» **EXERCISE DESCRIPTION**: A complete response lists each line of the data below that includes the word "page".

» **RECORD EXCERPTS**:
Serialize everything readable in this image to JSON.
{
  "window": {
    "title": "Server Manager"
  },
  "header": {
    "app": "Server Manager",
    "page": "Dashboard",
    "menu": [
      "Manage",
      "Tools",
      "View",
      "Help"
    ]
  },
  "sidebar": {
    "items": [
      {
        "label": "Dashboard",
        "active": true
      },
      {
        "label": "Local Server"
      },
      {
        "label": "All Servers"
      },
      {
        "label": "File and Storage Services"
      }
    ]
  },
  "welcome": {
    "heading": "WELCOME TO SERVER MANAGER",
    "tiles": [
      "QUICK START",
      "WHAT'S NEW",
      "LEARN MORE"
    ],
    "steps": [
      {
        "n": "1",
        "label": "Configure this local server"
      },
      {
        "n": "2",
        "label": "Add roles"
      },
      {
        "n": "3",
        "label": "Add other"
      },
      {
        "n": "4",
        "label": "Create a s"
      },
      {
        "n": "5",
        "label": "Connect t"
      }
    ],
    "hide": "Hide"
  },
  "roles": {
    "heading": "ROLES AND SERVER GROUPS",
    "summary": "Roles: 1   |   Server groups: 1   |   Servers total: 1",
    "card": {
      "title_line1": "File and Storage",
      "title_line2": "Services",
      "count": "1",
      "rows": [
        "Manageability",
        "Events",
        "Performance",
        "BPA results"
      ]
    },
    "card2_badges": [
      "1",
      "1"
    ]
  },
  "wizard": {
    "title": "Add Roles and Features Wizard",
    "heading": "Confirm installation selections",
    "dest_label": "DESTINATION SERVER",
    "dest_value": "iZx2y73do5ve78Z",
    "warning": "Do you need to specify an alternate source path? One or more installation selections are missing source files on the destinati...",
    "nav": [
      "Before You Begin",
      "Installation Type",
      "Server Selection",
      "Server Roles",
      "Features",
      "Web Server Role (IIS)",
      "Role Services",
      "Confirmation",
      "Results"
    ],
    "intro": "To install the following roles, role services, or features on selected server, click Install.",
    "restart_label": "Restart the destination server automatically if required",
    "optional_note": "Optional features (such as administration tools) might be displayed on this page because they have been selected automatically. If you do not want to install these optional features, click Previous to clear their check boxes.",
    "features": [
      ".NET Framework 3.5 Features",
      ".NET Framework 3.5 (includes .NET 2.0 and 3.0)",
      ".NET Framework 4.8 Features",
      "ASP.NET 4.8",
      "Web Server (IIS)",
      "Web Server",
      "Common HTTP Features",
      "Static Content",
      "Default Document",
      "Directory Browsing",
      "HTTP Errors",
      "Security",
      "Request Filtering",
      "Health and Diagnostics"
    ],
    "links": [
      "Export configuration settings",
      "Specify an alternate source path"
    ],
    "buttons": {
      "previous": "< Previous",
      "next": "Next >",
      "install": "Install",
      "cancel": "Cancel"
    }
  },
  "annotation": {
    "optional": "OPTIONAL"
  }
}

» **FINAL ANSWER**:
    "page": "Dashboard",
    "optional_note": "Optional features (such as administration tools) might be displayed on this page because they have been selected automatically. If you do not want to install these optional features, click Previous to clear their check boxes.",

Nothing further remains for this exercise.